TASK STATEMENT: Since only the total matters, count the lines of these entries containing the word "icon" and write that total alone.

(Element data from apps and pages)
++++++++

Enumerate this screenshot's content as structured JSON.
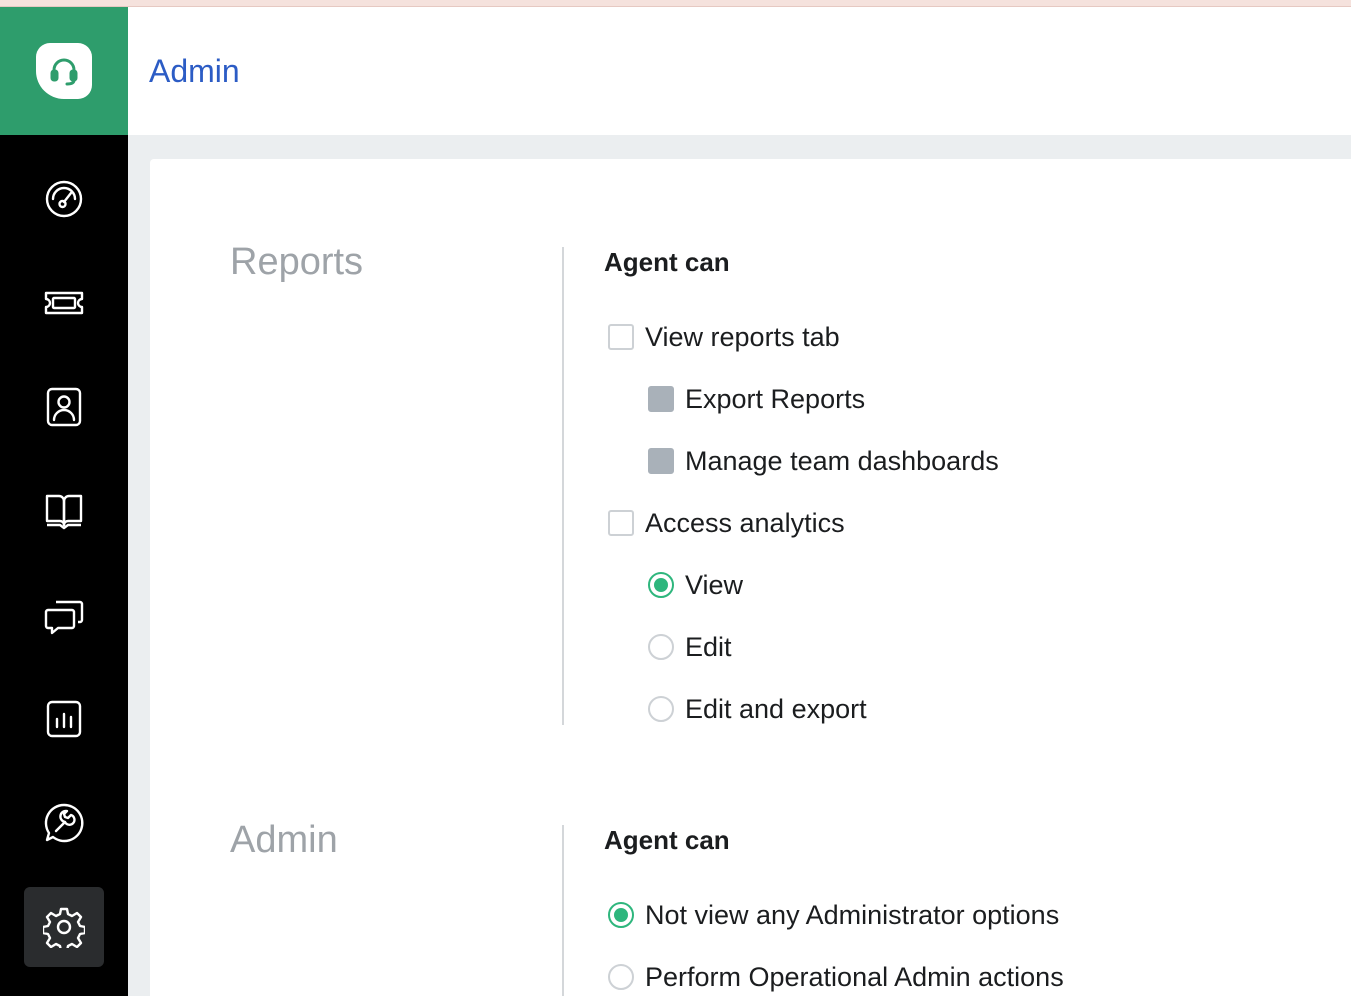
{
  "header": {
    "title": "Admin"
  },
  "sidebar": {
    "items": [
      {
        "icon": "dashboard-icon"
      },
      {
        "icon": "ticket-icon"
      },
      {
        "icon": "contacts-icon"
      },
      {
        "icon": "knowledge-base-icon"
      },
      {
        "icon": "conversations-icon"
      },
      {
        "icon": "analytics-icon"
      },
      {
        "icon": "tools-icon"
      },
      {
        "icon": "gear-icon",
        "active": true
      }
    ]
  },
  "reports_section": {
    "title": "Reports",
    "heading": "Agent can",
    "options": [
      {
        "label": "View reports tab",
        "type": "checkbox",
        "checked": false
      },
      {
        "label": "Export Reports",
        "type": "checkbox",
        "disabled": true
      },
      {
        "label": "Manage team dashboards",
        "type": "checkbox",
        "disabled": true
      },
      {
        "label": "Access analytics",
        "type": "checkbox",
        "checked": false
      },
      {
        "label": "View",
        "type": "radio",
        "checked": true
      },
      {
        "label": "Edit",
        "type": "radio",
        "checked": false
      },
      {
        "label": "Edit and export",
        "type": "radio",
        "checked": false
      }
    ]
  },
  "admin_section": {
    "title": "Admin",
    "heading": "Agent can",
    "options": [
      {
        "label": "Not view any Administrator options",
        "type": "radio",
        "checked": true
      },
      {
        "label": "Perform Operational Admin actions",
        "type": "radio",
        "checked": false
      }
    ]
  },
  "colors": {
    "brand_green": "#2e9d6c",
    "accent_blue": "#2c5cc5",
    "radio_green": "#2eb67d",
    "sidebar_bg": "#000000"
  }
}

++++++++

FINAL ANSWER: 8